Sydney Rental Properties
Vacancy Rate
Jan 2023
Vacancy Rate
Jan 2022
Rent Increases
Jan 2022 – Jan 2023
Median Weekly Rents
Jan 2023
Houses 1.9% 2.2% 8.9% $735
Units 1.4% 3.7% 15.5% $616
Combined 1.6% 3.1% 11.4% $679

*Data from CoreLogic Quarterly Rental Review, January 2023


McKibbin said a large amount of immigration late last year, as well as an influx of international students, had increased demand for properties and recent government policies have worsened the supply.

“The government has come out and announced that they’re going to implement a series of reforms and that is driving landlords out of the market,” he said. “So we’ve got landlords who are either selling their property and putting the money into other investment opportunities or what they’re doing is putting that property into the short-term rental market where they maintain greater control over it.

“Either way we can see that the amount of rental properties, rental stock is diminishing.”

Australia’s base interest rate has risen to 3.6 per cent with the Reserve Bank announcing 10 consecutive rises since May 2022 in an effort to curb inflation.

Dan MacKenzie recently started looking for a rental property. He said the process hasn’t changed since his last search.

“It feels the same as any other time, just going around to houses and doing inspections,” he said.

“I think the real thing comes when you actually look on the rental apps and they show you the map of things that are available and you kind of start to realise that the prices that you are able to afford show you way less options than what it used to be like two or three years ago.”

McKibbin said recent negative media attention around the practice of rent-bidding – offering to pay more than the asking rent for a property – has actually made rents higher.

Things like rent-bidding and all of this sort of stuff is just a symptom of a bigger problem.

“They banned agents from participating in [rent-bidding],” he said. “Landlords can still do it and obviously tenants can… Instead of dealing with the problem, in other words, instead of making it go away, what’s actually happened is we now have more would-be tenants offering above the asking rent and they’re doing that because they’ve been educated that that’s what everybody else is doing.”

He added rent-bidding wasn’t the only act of desperation among people seeking to rent property, and some monitor properties that sell.

“When they see a property sold, they’re contacting the agent and they’re saying ‘is that going to be an owner-occupier or an investment property?’” McKibbin said. “And if it’s an investment property they say to the agent, ‘well, we’d like to put an offer in to be the tenant.’”

MacKenzie said from what he’s heard, rent-bidding seems common.
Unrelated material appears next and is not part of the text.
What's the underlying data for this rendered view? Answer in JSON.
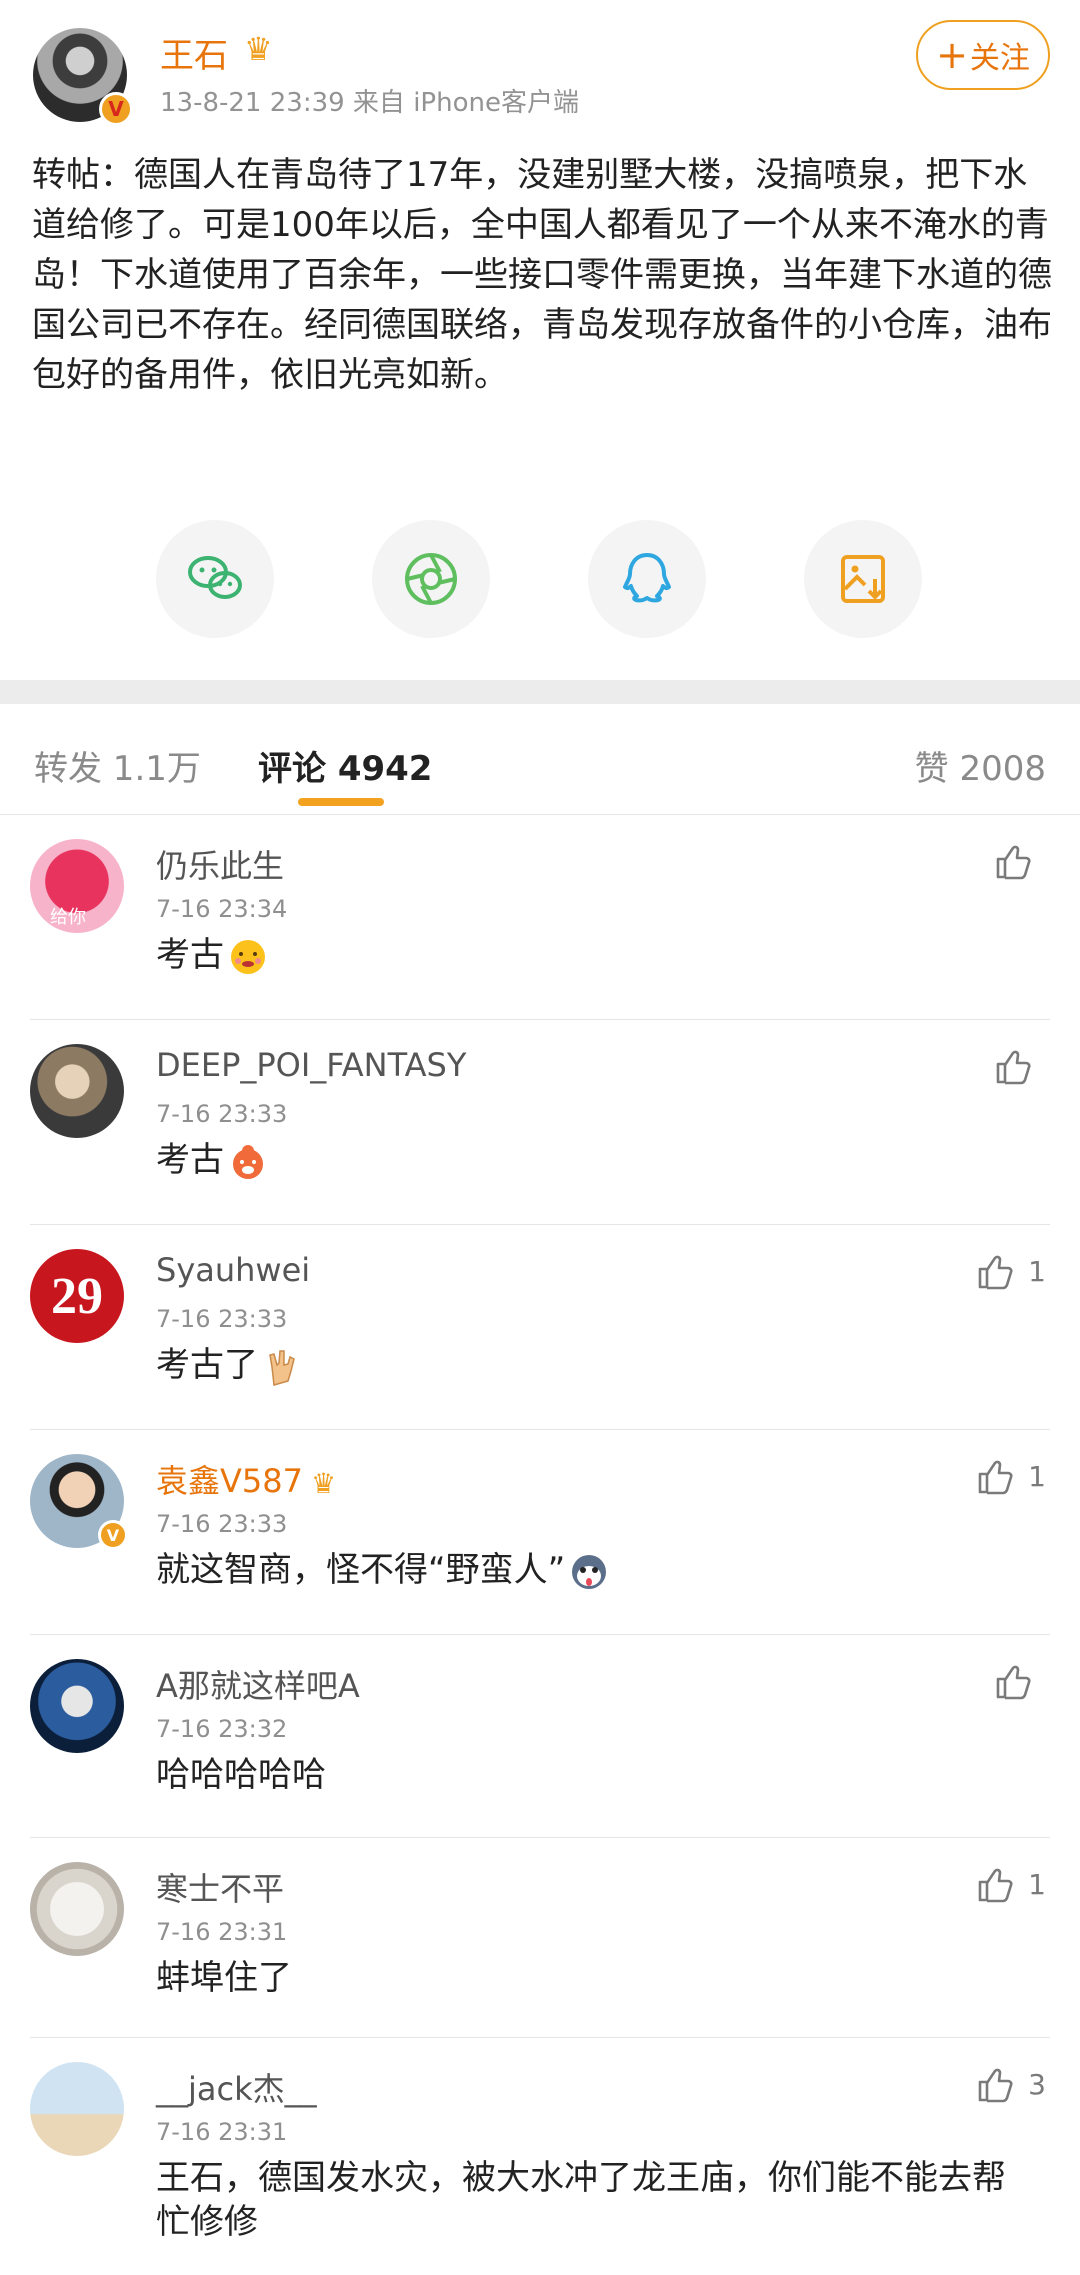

“I’m not doing that because that just makes everything even more unaffordable,” he said, “but I haven’t actually seen it myself. I mean I assume it’s the kind of thing that’s happening behind the scenes individually between people, so I don’t know of how prolific it is, but I’ve been told about it and one of my flatmates actually said ‘maybe we should consider that’, but I’m like, no, let’s try not to do that.”

McKibbin said the fundamental issue was lack of supply.

“Things like rent-bidding and all of this sort of stuff is just a symptom of a bigger problem,” he said, adding that in his view the government was trying to deflect blame from a lack of supply.

“We need to forget about the symptoms and we need to start and look at the underlying problem,” he said.

Main image by Jason Dunn.